I came to Jesus as I was —
Weary, and worn, and sad:
I found in Him a resting place,
And He has made me glad!”
The Lord Jesus Christ has given and continually gives us rest: the rest of complete pardon (Isaiah 45:22; Ephesians 1:6), perfect reconciliation (2 Corinthians 5:17; Colossians 1:20-21), absolute security (John 10:27-30; Philippians 1:6; 1 Thessalonians 5:24), and his special providence (Romans 8:28).
As the ceremonial sabbath portrayed a strict, universal consecration to God, so this blessed sabbath of faith involves the perpetual consecration of ourselves to our God and Savior, the Lord Jesus Christ (Matthew 11:29-30). We keep the sabbath of faith when we willfully, deliberately take the yoke of Christ. If you would keep the sabbath, it involves much, much more than living in religious austerity one day a week. To keep the sabbath is to bow to Christ’s dominion. To keep the sabbath is to learn of him what to believe, how to live, what to do, how to honor God. To keep the sabbath is to bow to his will.

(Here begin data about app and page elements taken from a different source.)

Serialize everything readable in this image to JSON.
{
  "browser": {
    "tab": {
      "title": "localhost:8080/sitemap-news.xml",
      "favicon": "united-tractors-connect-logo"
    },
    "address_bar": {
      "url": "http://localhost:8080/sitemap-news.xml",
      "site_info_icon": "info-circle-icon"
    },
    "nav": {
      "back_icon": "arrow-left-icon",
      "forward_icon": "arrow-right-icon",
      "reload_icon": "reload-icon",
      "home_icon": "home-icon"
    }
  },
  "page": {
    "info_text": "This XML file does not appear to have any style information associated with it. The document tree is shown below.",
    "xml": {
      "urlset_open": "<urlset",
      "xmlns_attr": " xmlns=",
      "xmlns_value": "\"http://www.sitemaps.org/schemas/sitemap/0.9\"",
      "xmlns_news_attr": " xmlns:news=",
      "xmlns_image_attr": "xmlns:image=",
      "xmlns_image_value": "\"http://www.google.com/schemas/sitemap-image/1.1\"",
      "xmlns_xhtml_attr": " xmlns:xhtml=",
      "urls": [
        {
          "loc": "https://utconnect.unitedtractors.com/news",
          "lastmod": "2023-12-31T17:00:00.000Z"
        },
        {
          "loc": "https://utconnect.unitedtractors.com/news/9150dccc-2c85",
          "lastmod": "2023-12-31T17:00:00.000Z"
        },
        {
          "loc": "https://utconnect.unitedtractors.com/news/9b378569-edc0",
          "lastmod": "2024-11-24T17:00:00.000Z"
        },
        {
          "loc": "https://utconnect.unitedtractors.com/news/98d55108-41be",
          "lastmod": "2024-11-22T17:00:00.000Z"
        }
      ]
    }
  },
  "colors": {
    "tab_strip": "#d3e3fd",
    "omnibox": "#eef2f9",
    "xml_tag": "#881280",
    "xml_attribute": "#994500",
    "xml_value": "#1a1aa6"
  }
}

How can a troubled, weary, heavy laden, tempest tossed sinner obtain this blessed sabbath rest? I can tell you, both from experience and from the Word of God, there is only one way you can enter into his rest. You’ve got to quit working! You have to trust Christ alone for everything!
“Ye shall do no manner of work: it shall be a statute forever throughout your generations in all your dwellings. It shall be unto you a sabbath of rest, and ye shall afflict your souls: in the ninth day of the month at even, from even unto even, shall ye celebrate your sabbath.” (Leviticus 23:31-32)

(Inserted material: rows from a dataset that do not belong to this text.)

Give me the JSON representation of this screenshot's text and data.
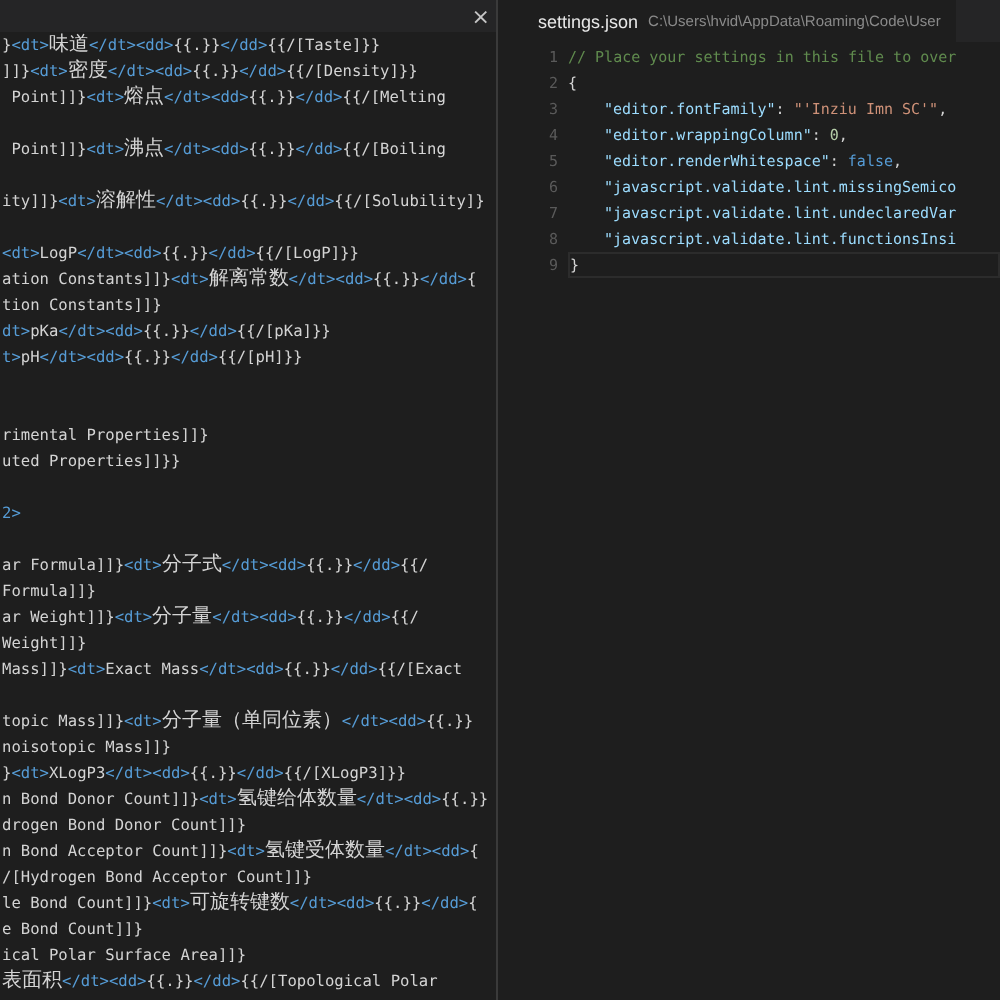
{
  "left_editor": {
    "close_icon": "×",
    "lines": [
      {
        "kind": "code",
        "segments": [
          {
            "kind": "text",
            "text": "}"
          },
          {
            "kind": "tag",
            "text": "<dt>"
          },
          {
            "kind": "cjk",
            "text": "味道"
          },
          {
            "kind": "tag",
            "text": "</dt><dd>"
          },
          {
            "kind": "text",
            "text": "{{.}}"
          },
          {
            "kind": "tag",
            "text": "</dd>"
          },
          {
            "kind": "text",
            "text": "{{/[Taste]}}"
          }
        ]
      },
      {
        "kind": "code",
        "segments": [
          {
            "kind": "text",
            "text": "]]}"
          },
          {
            "kind": "tag",
            "text": "<dt>"
          },
          {
            "kind": "cjk",
            "text": "密度"
          },
          {
            "kind": "tag",
            "text": "</dt><dd>"
          },
          {
            "kind": "text",
            "text": "{{.}}"
          },
          {
            "kind": "tag",
            "text": "</dd>"
          },
          {
            "kind": "text",
            "text": "{{/[Density]}}"
          }
        ]
      },
      {
        "kind": "code",
        "segments": [
          {
            "kind": "text",
            "text": " Point]]}"
          },
          {
            "kind": "tag",
            "text": "<dt>"
          },
          {
            "kind": "cjk",
            "text": "熔点"
          },
          {
            "kind": "tag",
            "text": "</dt><dd>"
          },
          {
            "kind": "text",
            "text": "{{.}}"
          },
          {
            "kind": "tag",
            "text": "</dd>"
          },
          {
            "kind": "text",
            "text": "{{/[Melting"
          }
        ]
      },
      {
        "kind": "blank"
      },
      {
        "kind": "code",
        "segments": [
          {
            "kind": "text",
            "text": " Point]]}"
          },
          {
            "kind": "tag",
            "text": "<dt>"
          },
          {
            "kind": "cjk",
            "text": "沸点"
          },
          {
            "kind": "tag",
            "text": "</dt><dd>"
          },
          {
            "kind": "text",
            "text": "{{.}}"
          },
          {
            "kind": "tag",
            "text": "</dd>"
          },
          {
            "kind": "text",
            "text": "{{/[Boiling"
          }
        ]
      },
      {
        "kind": "blank"
      },
      {
        "kind": "code",
        "segments": [
          {
            "kind": "text",
            "text": "ity]]}"
          },
          {
            "kind": "tag",
            "text": "<dt>"
          },
          {
            "kind": "cjk",
            "text": "溶解性"
          },
          {
            "kind": "tag",
            "text": "</dt><dd>"
          },
          {
            "kind": "text",
            "text": "{{.}}"
          },
          {
            "kind": "tag",
            "text": "</dd>"
          },
          {
            "kind": "text",
            "text": "{{/[Solubility]}"
          }
        ]
      },
      {
        "kind": "blank"
      },
      {
        "kind": "code",
        "segments": [
          {
            "kind": "tag",
            "text": "<dt>"
          },
          {
            "kind": "text",
            "text": "LogP"
          },
          {
            "kind": "tag",
            "text": "</dt><dd>"
          },
          {
            "kind": "text",
            "text": "{{.}}"
          },
          {
            "kind": "tag",
            "text": "</dd>"
          },
          {
            "kind": "text",
            "text": "{{/[LogP]}}"
          }
        ]
      },
      {
        "kind": "code",
        "segments": [
          {
            "kind": "text",
            "text": "ation Constants]]}"
          },
          {
            "kind": "tag",
            "text": "<dt>"
          },
          {
            "kind": "cjk",
            "text": "解离常数"
          },
          {
            "kind": "tag",
            "text": "</dt><dd>"
          },
          {
            "kind": "text",
            "text": "{{.}}"
          },
          {
            "kind": "tag",
            "text": "</dd>"
          },
          {
            "kind": "text",
            "text": "{"
          }
        ]
      },
      {
        "kind": "code",
        "segments": [
          {
            "kind": "text",
            "text": "tion Constants]]}"
          }
        ]
      },
      {
        "kind": "code",
        "segments": [
          {
            "kind": "tag",
            "text": "dt>"
          },
          {
            "kind": "text",
            "text": "pKa"
          },
          {
            "kind": "tag",
            "text": "</dt><dd>"
          },
          {
            "kind": "text",
            "text": "{{.}}"
          },
          {
            "kind": "tag",
            "text": "</dd>"
          },
          {
            "kind": "text",
            "text": "{{/[pKa]}}"
          }
        ]
      },
      {
        "kind": "code",
        "segments": [
          {
            "kind": "tag",
            "text": "t>"
          },
          {
            "kind": "text",
            "text": "pH"
          },
          {
            "kind": "tag",
            "text": "</dt><dd>"
          },
          {
            "kind": "text",
            "text": "{{.}}"
          },
          {
            "kind": "tag",
            "text": "</dd>"
          },
          {
            "kind": "text",
            "text": "{{/[pH]}}"
          }
        ]
      },
      {
        "kind": "blank"
      },
      {
        "kind": "blank"
      },
      {
        "kind": "code",
        "segments": [
          {
            "kind": "text",
            "text": "rimental Properties]]}"
          }
        ]
      },
      {
        "kind": "code",
        "segments": [
          {
            "kind": "text",
            "text": "uted Properties]]}}"
          }
        ]
      },
      {
        "kind": "blank"
      },
      {
        "kind": "code",
        "segments": [
          {
            "kind": "tag",
            "text": "2>"
          }
        ]
      },
      {
        "kind": "blank"
      },
      {
        "kind": "code",
        "segments": [
          {
            "kind": "text",
            "text": "ar Formula]]}"
          },
          {
            "kind": "tag",
            "text": "<dt>"
          },
          {
            "kind": "cjk",
            "text": "分子式"
          },
          {
            "kind": "tag",
            "text": "</dt><dd>"
          },
          {
            "kind": "text",
            "text": "{{.}}"
          },
          {
            "kind": "tag",
            "text": "</dd>"
          },
          {
            "kind": "text",
            "text": "{{/"
          }
        ]
      },
      {
        "kind": "code",
        "segments": [
          {
            "kind": "text",
            "text": "Formula]]}"
          }
        ]
      },
      {
        "kind": "code",
        "segments": [
          {
            "kind": "text",
            "text": "ar Weight]]}"
          },
          {
            "kind": "tag",
            "text": "<dt>"
          },
          {
            "kind": "cjk",
            "text": "分子量"
          },
          {
            "kind": "tag",
            "text": "</dt><dd>"
          },
          {
            "kind": "text",
            "text": "{{.}}"
          },
          {
            "kind": "tag",
            "text": "</dd>"
          },
          {
            "kind": "text",
            "text": "{{/"
          }
        ]
      },
      {
        "kind": "code",
        "segments": [
          {
            "kind": "text",
            "text": "Weight]]}"
          }
        ]
      },
      {
        "kind": "code",
        "segments": [
          {
            "kind": "text",
            "text": "Mass]]}"
          },
          {
            "kind": "tag",
            "text": "<dt>"
          },
          {
            "kind": "text",
            "text": "Exact Mass"
          },
          {
            "kind": "tag",
            "text": "</dt><dd>"
          },
          {
            "kind": "text",
            "text": "{{.}}"
          },
          {
            "kind": "tag",
            "text": "</dd>"
          },
          {
            "kind": "text",
            "text": "{{/[Exact"
          }
        ]
      },
      {
        "kind": "blank"
      },
      {
        "kind": "code",
        "segments": [
          {
            "kind": "text",
            "text": "topic Mass]]}"
          },
          {
            "kind": "tag",
            "text": "<dt>"
          },
          {
            "kind": "cjk",
            "text": "分子量（单同位素）"
          },
          {
            "kind": "tag",
            "text": "</dt><dd>"
          },
          {
            "kind": "text",
            "text": "{{.}}"
          }
        ]
      },
      {
        "kind": "code",
        "segments": [
          {
            "kind": "text",
            "text": "noisotopic Mass]]}"
          }
        ]
      },
      {
        "kind": "code",
        "segments": [
          {
            "kind": "text",
            "text": "}"
          },
          {
            "kind": "tag",
            "text": "<dt>"
          },
          {
            "kind": "text",
            "text": "XLogP3"
          },
          {
            "kind": "tag",
            "text": "</dt><dd>"
          },
          {
            "kind": "text",
            "text": "{{.}}"
          },
          {
            "kind": "tag",
            "text": "</dd>"
          },
          {
            "kind": "text",
            "text": "{{/[XLogP3]}}"
          }
        ]
      },
      {
        "kind": "code",
        "segments": [
          {
            "kind": "text",
            "text": "n Bond Donor Count]]}"
          },
          {
            "kind": "tag",
            "text": "<dt>"
          },
          {
            "kind": "cjk",
            "text": "氢键给体数量"
          },
          {
            "kind": "tag",
            "text": "</dt><dd>"
          },
          {
            "kind": "text",
            "text": "{{.}}"
          }
        ]
      },
      {
        "kind": "code",
        "segments": [
          {
            "kind": "text",
            "text": "drogen Bond Donor Count]]}"
          }
        ]
      },
      {
        "kind": "code",
        "segments": [
          {
            "kind": "text",
            "text": "n Bond Acceptor Count]]}"
          },
          {
            "kind": "tag",
            "text": "<dt>"
          },
          {
            "kind": "cjk",
            "text": "氢键受体数量"
          },
          {
            "kind": "tag",
            "text": "</dt><dd>"
          },
          {
            "kind": "text",
            "text": "{"
          }
        ]
      },
      {
        "kind": "code",
        "segments": [
          {
            "kind": "text",
            "text": "/[Hydrogen Bond Acceptor Count]]}"
          }
        ]
      },
      {
        "kind": "code",
        "segments": [
          {
            "kind": "text",
            "text": "le Bond Count]]}"
          },
          {
            "kind": "tag",
            "text": "<dt>"
          },
          {
            "kind": "cjk",
            "text": "可旋转键数"
          },
          {
            "kind": "tag",
            "text": "</dt><dd>"
          },
          {
            "kind": "text",
            "text": "{{.}}"
          },
          {
            "kind": "tag",
            "text": "</dd>"
          },
          {
            "kind": "text",
            "text": "{"
          }
        ]
      },
      {
        "kind": "code",
        "segments": [
          {
            "kind": "text",
            "text": "e Bond Count]]}"
          }
        ]
      },
      {
        "kind": "code",
        "segments": [
          {
            "kind": "text",
            "text": "ical Polar Surface Area]]}"
          }
        ]
      },
      {
        "kind": "code",
        "segments": [
          {
            "kind": "cjk",
            "text": "表面积"
          },
          {
            "kind": "tag",
            "text": "</dt><dd>"
          },
          {
            "kind": "text",
            "text": "{{.}}"
          },
          {
            "kind": "tag",
            "text": "</dd>"
          },
          {
            "kind": "text",
            "text": "{{/[Topological Polar"
          }
        ]
      }
    ]
  },
  "right_editor": {
    "tab": {
      "title": "settings.json",
      "path": "C:\\Users\\hvid\\AppData\\Roaming\\Code\\User"
    },
    "lines": [
      {
        "number": "1",
        "segments": [
          {
            "kind": "comment",
            "text": "// Place your settings in this file to over"
          }
        ]
      },
      {
        "number": "2",
        "segments": [
          {
            "kind": "punct",
            "text": "{"
          }
        ]
      },
      {
        "number": "3",
        "indented": true,
        "segments": [
          {
            "kind": "key",
            "text": "\"editor.fontFamily\""
          },
          {
            "kind": "punct",
            "text": ": "
          },
          {
            "kind": "string",
            "text": "\"'Inziu Imn SC'\""
          },
          {
            "kind": "punct",
            "text": ","
          }
        ]
      },
      {
        "number": "4",
        "indented": true,
        "segments": [
          {
            "kind": "key",
            "text": "\"editor.wrappingColumn\""
          },
          {
            "kind": "punct",
            "text": ": "
          },
          {
            "kind": "number",
            "text": "0"
          },
          {
            "kind": "punct",
            "text": ","
          }
        ]
      },
      {
        "number": "5",
        "indented": true,
        "segments": [
          {
            "kind": "key",
            "text": "\"editor.renderWhitespace\""
          },
          {
            "kind": "punct",
            "text": ": "
          },
          {
            "kind": "keyword",
            "text": "false"
          },
          {
            "kind": "punct",
            "text": ","
          }
        ]
      },
      {
        "number": "6",
        "indented": true,
        "segments": [
          {
            "kind": "key",
            "text": "\"javascript.validate.lint.missingSemico"
          }
        ]
      },
      {
        "number": "7",
        "indented": true,
        "segments": [
          {
            "kind": "key",
            "text": "\"javascript.validate.lint.undeclaredVar"
          }
        ]
      },
      {
        "number": "8",
        "indented": true,
        "segments": [
          {
            "kind": "key",
            "text": "\"javascript.validate.lint.functionsInsi"
          }
        ]
      },
      {
        "number": "9",
        "current": true,
        "segments": [
          {
            "kind": "punct",
            "text": "}"
          }
        ]
      }
    ]
  }
}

Labor to Rest
“There remaineth therefore a rest to the people of God.” (Hebrews 4:9)
“Let us labour therefore to enter into that rest, lest any man fall after the same example of unbelief.” (Hebrews 4:11)
There is a great, eternal sabbath to be obtained. — An Eternal Remembrance of Redemption! — An Eternal, Perfect Consecration to Christ! — An Eternal Rest! — An Eternal Feasting! — An Eternal “Holy Convocation” of Worship! — An Eternal Celebration of Grace!

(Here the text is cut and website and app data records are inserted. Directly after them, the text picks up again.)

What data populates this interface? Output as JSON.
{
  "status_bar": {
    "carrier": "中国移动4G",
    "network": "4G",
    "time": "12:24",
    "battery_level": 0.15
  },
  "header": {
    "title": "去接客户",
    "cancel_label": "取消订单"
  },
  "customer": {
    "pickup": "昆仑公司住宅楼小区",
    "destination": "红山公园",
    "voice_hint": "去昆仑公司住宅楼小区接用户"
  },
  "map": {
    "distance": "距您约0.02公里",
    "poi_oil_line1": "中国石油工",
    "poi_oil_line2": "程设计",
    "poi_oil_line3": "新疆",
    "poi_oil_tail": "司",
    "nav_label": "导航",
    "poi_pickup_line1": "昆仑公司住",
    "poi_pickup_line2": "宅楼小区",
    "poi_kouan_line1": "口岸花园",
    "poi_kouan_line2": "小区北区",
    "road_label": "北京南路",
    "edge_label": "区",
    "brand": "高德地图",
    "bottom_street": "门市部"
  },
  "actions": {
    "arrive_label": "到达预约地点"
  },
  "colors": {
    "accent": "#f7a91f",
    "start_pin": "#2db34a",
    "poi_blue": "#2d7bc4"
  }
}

Some have already entered into that rest (Hebrews 4:10). Many could not enter in because of unbelief. But those who have entered in have ceased from their own works. Christ has entered into his rest. We who have entered into his rest by faith shall enter into his rest in heaven. And there are some who “must enter therein.” All of God’s elect, all whom Christ purchased with his precious blood must enter into his rest. “Let us therefore labor (strive) to enter into that rest, lest any man fall after the same example of unbelief” (Hebrews 4:11; 2 Corinthians 5:5-9).
The salvation and eternal rest of God’s elect is not, John Gill wrote, “a precarious thing. God has promised it and provided it for his people. Christ is in the possession of it and is preparing it for them. And the Spirit of God is working them up for the selfsame thing. And Christ will give them an abundant entrance into it. But the Gospel rest is here meant, that rest which believers now enter into and is at this present time for them (Hebrews 4:3). And though true believers are entered into it, yet their rest, peace, and joy in Christ, is not full. They enter by degrees into it and by believing enjoy more of it. And this is to be labored for by prayer, hearing the Word, and attendance on ordinances. And this requires strength, diligence, and industry, and supposes difficulties and discouragements through the corruptions of the heart and the temptations of Satan. And this is designed to quicken and awaken a godly jealousy in God’s people, over themselves.”
“Now he that hath wrought us for the selfsame thing is God, who also hath given unto us the earnest of the Spirit. Therefore we are always confident, knowing that, whilst we are at home in the body, we are absent from the Lord: (For we walk by faith, not by sight:) We are confident, I say, and willing rather to be absent from the body, and to be present with the Lord. Wherefore we labour, that, whether present or absent, we may be accepted of him.” (2 Corinthians 5:5-9)
The penalty for not keeping the sabbath is still death, everlasting death in hell (John 3:36; Romans 6:23). If you would be saved, you must keep and satisfy the whole of God’s law. And there is only one way you can do that. Sinners keep the law only by faith in Christ (Romans 3:31). Faith in Christ is the blessed sabbath rest of grace. Come to Christ and rest forever!